▶ **Task to complete**
How many of the lines below contain the word "ctest"? Only the number is wanted.

▶ **Excerpted records**

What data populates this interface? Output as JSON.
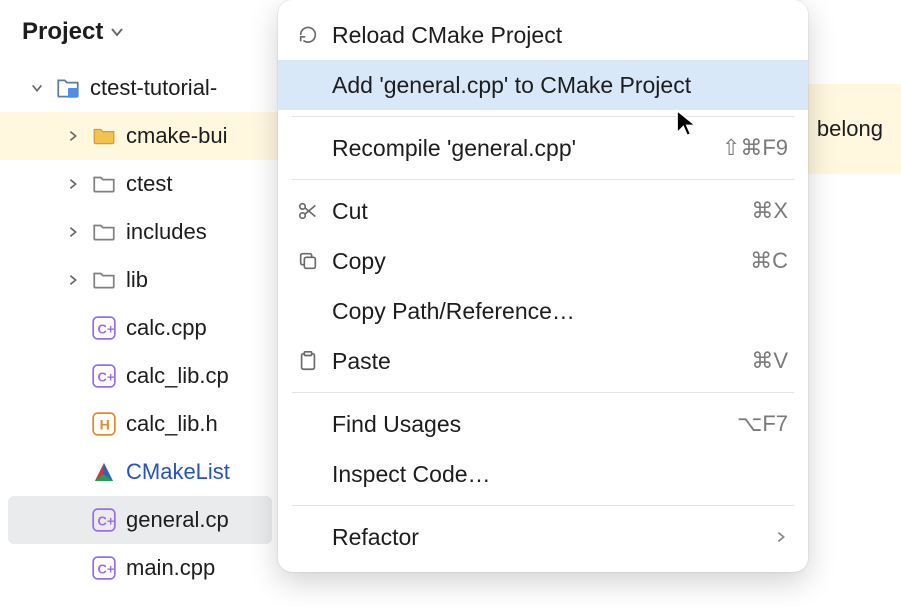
{
  "project_panel": {
    "title": "Project",
    "tree": {
      "root": {
        "label": "ctest-tutorial-"
      },
      "cmake_build": {
        "label": "cmake-bui"
      },
      "ctest": {
        "label": "ctest"
      },
      "includes": {
        "label": "includes"
      },
      "lib": {
        "label": "lib"
      },
      "calc_cpp": {
        "label": "calc.cpp"
      },
      "calc_lib_cpp": {
        "label": "calc_lib.cp"
      },
      "calc_lib_h": {
        "label": "calc_lib.h"
      },
      "cmakelists": {
        "label": "CMakeList"
      },
      "general_cpp": {
        "label": "general.cp"
      },
      "main_cpp": {
        "label": "main.cpp"
      }
    }
  },
  "editor_banner": {
    "text": "belong"
  },
  "context_menu": {
    "reload": {
      "label": "Reload CMake Project"
    },
    "add_to_cmake": {
      "label": "Add 'general.cpp' to CMake Project"
    },
    "recompile": {
      "label": "Recompile 'general.cpp'",
      "shortcut": "⇧⌘F9"
    },
    "cut": {
      "label": "Cut",
      "shortcut": "⌘X"
    },
    "copy": {
      "label": "Copy",
      "shortcut": "⌘C"
    },
    "copy_path": {
      "label": "Copy Path/Reference…"
    },
    "paste": {
      "label": "Paste",
      "shortcut": "⌘V"
    },
    "find_usages": {
      "label": "Find Usages",
      "shortcut": "⌥F7"
    },
    "inspect": {
      "label": "Inspect Code…"
    },
    "refactor": {
      "label": "Refactor"
    }
  }
}
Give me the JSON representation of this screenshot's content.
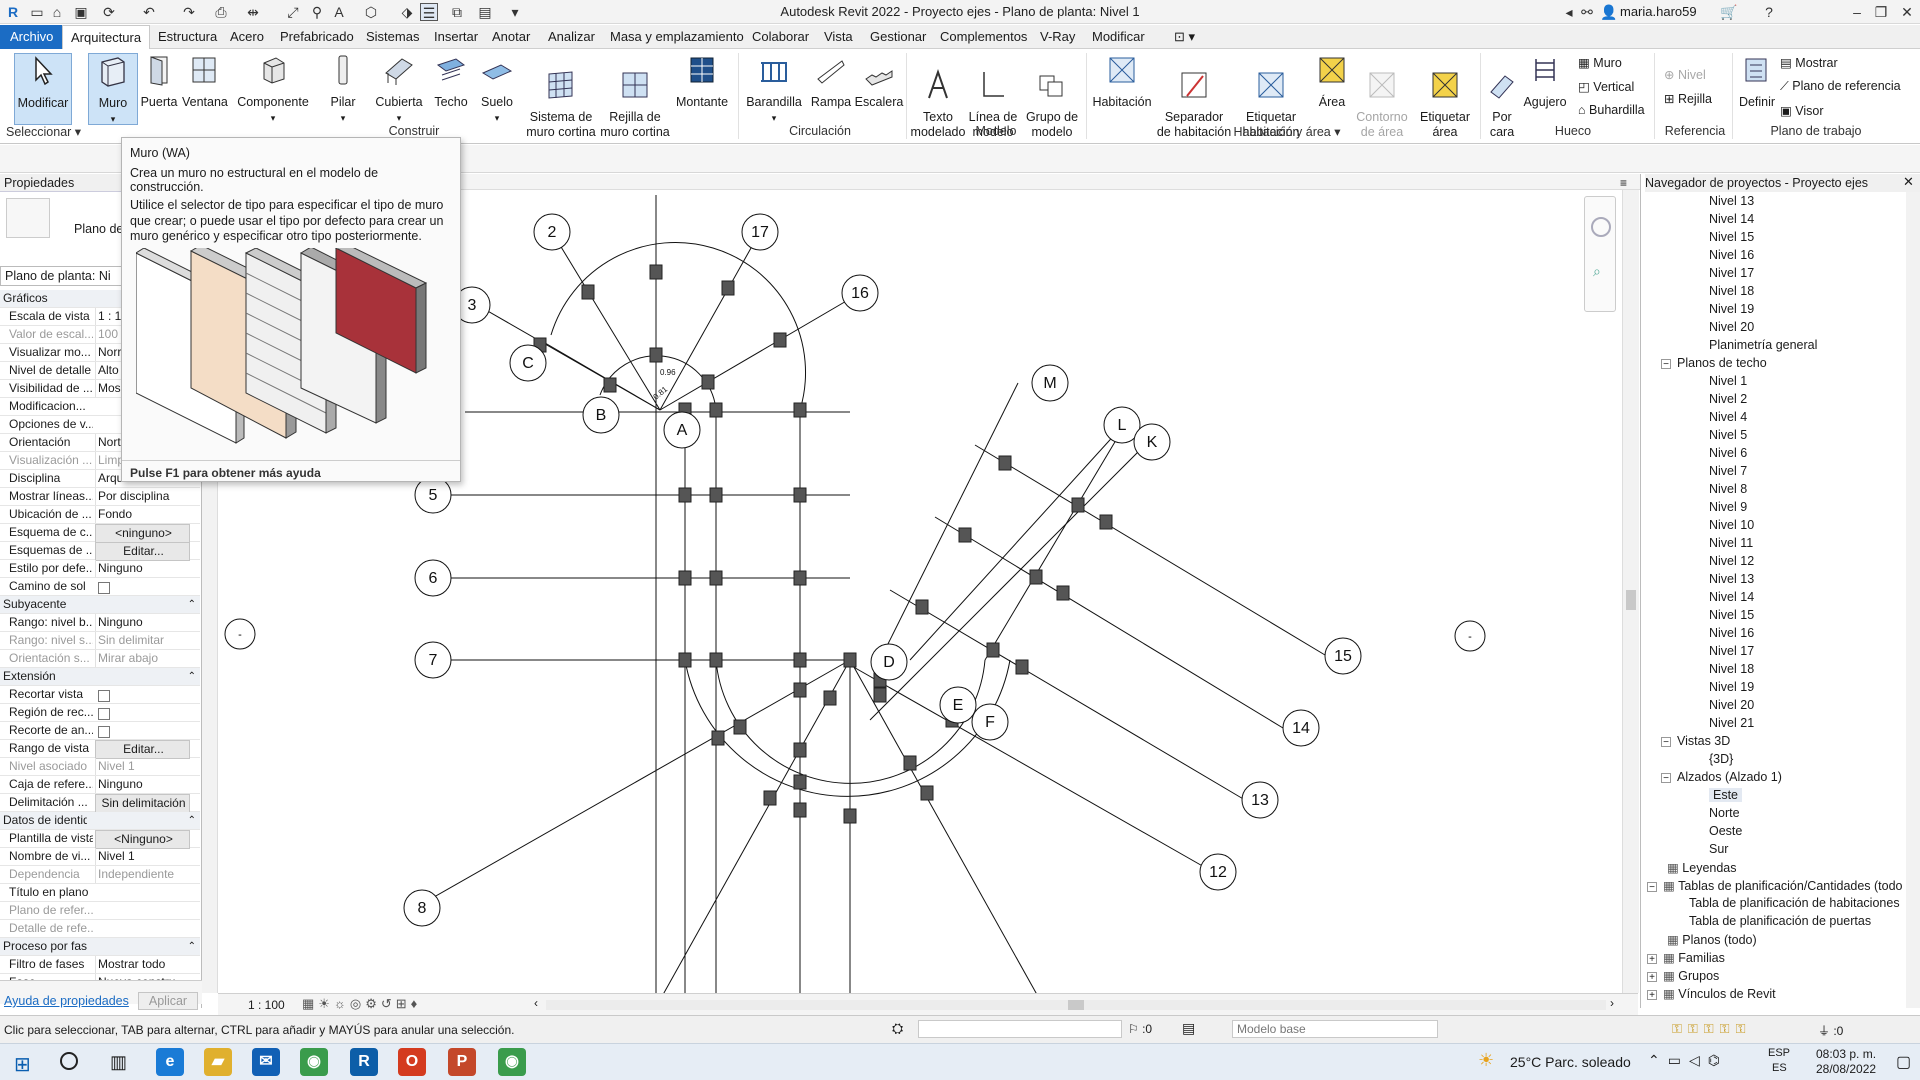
{
  "titlebar": {
    "title": "Autodesk Revit 2022 - Proyecto ejes - Plano de planta: Nivel 1",
    "user": "maria.haro59"
  },
  "menu": {
    "file": "Archivo",
    "tabs": [
      "Arquitectura",
      "Estructura",
      "Acero",
      "Prefabricado",
      "Sistemas",
      "Insertar",
      "Anotar",
      "Analizar",
      "Masa y emplazamiento",
      "Colaborar",
      "Vista",
      "Gestionar",
      "Complementos",
      "V-Ray",
      "Modificar"
    ]
  },
  "ribbon": {
    "buttons": {
      "modificar": "Modificar",
      "muro": "Muro",
      "puerta": "Puerta",
      "ventana": "Ventana",
      "componente": "Componente",
      "pilar": "Pilar",
      "cubierta": "Cubierta",
      "techo": "Techo",
      "suelo": "Suelo",
      "sistema_muro_cortina": "Sistema de\nmuro cortina",
      "rejilla_muro_cortina": "Rejilla de\nmuro cortina",
      "montante": "Montante",
      "barandilla": "Barandilla",
      "rampa": "Rampa",
      "escalera": "Escalera",
      "texto_modelado": "Texto\nmodelado",
      "linea_modelo": "Línea de\nmodelo",
      "grupo_modelo": "Grupo de\nmodelo",
      "habitacion": "Habitación",
      "separador_habitacion": "Separador\nde habitación",
      "etiquetar_habitacion": "Etiquetar\nhabitación",
      "area": "Área",
      "contorno_area": "Contorno\nde área",
      "etiquetar_area": "Etiquetar\nárea",
      "por_cara": "Por\ncara",
      "agujero": "Agujero",
      "h_muro": "Muro",
      "h_vertical": "Vertical",
      "h_buhardilla": "Buhardilla",
      "r_nivel": "Nivel",
      "r_rejilla": "Rejilla",
      "definir": "Definir",
      "mostrar": "Mostrar",
      "plano_referencia": "Plano de referencia",
      "visor": "Visor"
    },
    "groups": {
      "seleccionar": "Seleccionar",
      "construir": "Construir",
      "circulacion": "Circulación",
      "modelo": "Modelo",
      "habitacion_area": "Habitación y área",
      "hueco": "Hueco",
      "referencia": "Referencia",
      "plano_trabajo": "Plano de trabajo"
    }
  },
  "tooltip": {
    "title": "Muro (WA)",
    "line1": "Crea un muro no estructural en el modelo de construcción.",
    "body": "Utilice el selector de tipo para especificar el tipo de muro que crear; o puede usar el tipo por defecto para crear un muro genérico y especificar otro tipo posteriormente.",
    "help": "Pulse F1 para obtener más ayuda"
  },
  "properties": {
    "header": "Propiedades",
    "type_name": "Plano de",
    "selector": "Plano de planta: Ni",
    "sections": {
      "graficos": "Gráficos",
      "subyacente": "Subyacente",
      "extension": "Extensión",
      "identidad": "Datos de identidad",
      "fases": "Proceso por fases"
    },
    "graficos": [
      {
        "k": "Escala de vista",
        "v": "1 : 1"
      },
      {
        "k": "Valor de escal...",
        "v": "100"
      },
      {
        "k": "Visualizar mo...",
        "v": "Norr"
      },
      {
        "k": "Nivel de detalle",
        "v": "Alto"
      },
      {
        "k": "Visibilidad de ...",
        "v": "Mos"
      },
      {
        "k": "Modificacion...",
        "v": ""
      },
      {
        "k": "Opciones de v...",
        "v": ""
      },
      {
        "k": "Orientación",
        "v": "Nort"
      },
      {
        "k": "Visualización ...",
        "v": "Limp"
      },
      {
        "k": "Disciplina",
        "v": "Arqu"
      },
      {
        "k": "Mostrar líneas...",
        "v": "Por disciplina"
      },
      {
        "k": "Ubicación de ...",
        "v": "Fondo"
      },
      {
        "k": "Esquema de c...",
        "v": "<ninguno>"
      },
      {
        "k": "Esquemas de ...",
        "v": "Editar..."
      },
      {
        "k": "Estilo por defe...",
        "v": "Ninguno"
      },
      {
        "k": "Camino de sol",
        "v": ""
      }
    ],
    "subyacente": [
      {
        "k": "Rango: nivel b...",
        "v": "Ninguno"
      },
      {
        "k": "Rango: nivel s...",
        "v": "Sin delimitar"
      },
      {
        "k": "Orientación s...",
        "v": "Mirar abajo"
      }
    ],
    "extension": [
      {
        "k": "Recortar vista",
        "v": ""
      },
      {
        "k": "Región de rec...",
        "v": ""
      },
      {
        "k": "Recorte de an...",
        "v": ""
      },
      {
        "k": "Rango de vista",
        "v": "Editar..."
      },
      {
        "k": "Nivel asociado",
        "v": "Nivel 1"
      },
      {
        "k": "Caja de refere...",
        "v": "Ninguno"
      },
      {
        "k": "Delimitación ...",
        "v": "Sin delimitación"
      }
    ],
    "identidad": [
      {
        "k": "Plantilla de vista",
        "v": "<Ninguno>"
      },
      {
        "k": "Nombre de vi...",
        "v": "Nivel 1"
      },
      {
        "k": "Dependencia",
        "v": "Independiente"
      },
      {
        "k": "Título en plano",
        "v": ""
      },
      {
        "k": "Plano de refer...",
        "v": ""
      },
      {
        "k": "Detalle de refe...",
        "v": ""
      }
    ],
    "fases": [
      {
        "k": "Filtro de fases",
        "v": "Mostrar todo"
      },
      {
        "k": "Fase",
        "v": "Nueva constru..."
      }
    ],
    "help_link": "Ayuda de propiedades",
    "apply": "Aplicar"
  },
  "navigator": {
    "header": "Navegador de proyectos - Proyecto ejes",
    "items": [
      "Nivel 13",
      "Nivel 14",
      "Nivel 15",
      "Nivel 16",
      "Nivel 17",
      "Nivel 18",
      "Nivel 19",
      "Nivel 20",
      "Planimetría general",
      "Planos de techo",
      "Nivel 1",
      "Nivel 2",
      "Nivel 4",
      "Nivel 5",
      "Nivel 6",
      "Nivel 7",
      "Nivel 8",
      "Nivel 9",
      "Nivel 10",
      "Nivel 11",
      "Nivel 12",
      "Nivel 13",
      "Nivel 14",
      "Nivel 15",
      "Nivel 16",
      "Nivel 17",
      "Nivel 18",
      "Nivel 19",
      "Nivel 20",
      "Nivel 21",
      "Vistas 3D",
      "{3D}",
      "Alzados (Alzado 1)",
      "Este",
      "Norte",
      "Oeste",
      "Sur",
      "Leyendas",
      "Tablas de planificación/Cantidades (todo",
      "Tabla de planificación de habitaciones",
      "Tabla de planificación de puertas",
      "Planos (todo)",
      "Familias",
      "Grupos",
      "Vínculos de Revit"
    ]
  },
  "canvas": {
    "grid_labels": [
      "2",
      "17",
      "16",
      "3",
      "C",
      "B",
      "A",
      "M",
      "L",
      "K",
      "5",
      "6",
      "7",
      "D",
      "E",
      "F",
      "15",
      "14",
      "13",
      "12",
      "8"
    ],
    "dims": [
      "0.96",
      "0.81"
    ],
    "elev": [
      "-",
      "-"
    ]
  },
  "viewbar": {
    "scale": "1 : 100"
  },
  "status": {
    "hint": "Clic para seleccionar, TAB para alternar, CTRL para añadir y MAYÚS para anular una selección.",
    "zero": ":0",
    "model": "Modelo base",
    "filter": ":0"
  },
  "taskbar": {
    "weather": "25°C  Parc. soleado",
    "lang1": "ESP",
    "lang2": "ES",
    "time": "08:03 p. m.",
    "date": "28/08/2022"
  },
  "colors": {
    "accent": "#1b6cc4",
    "tab_bg": "#f0f0f0"
  }
}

▶ **Response to this exercise**
3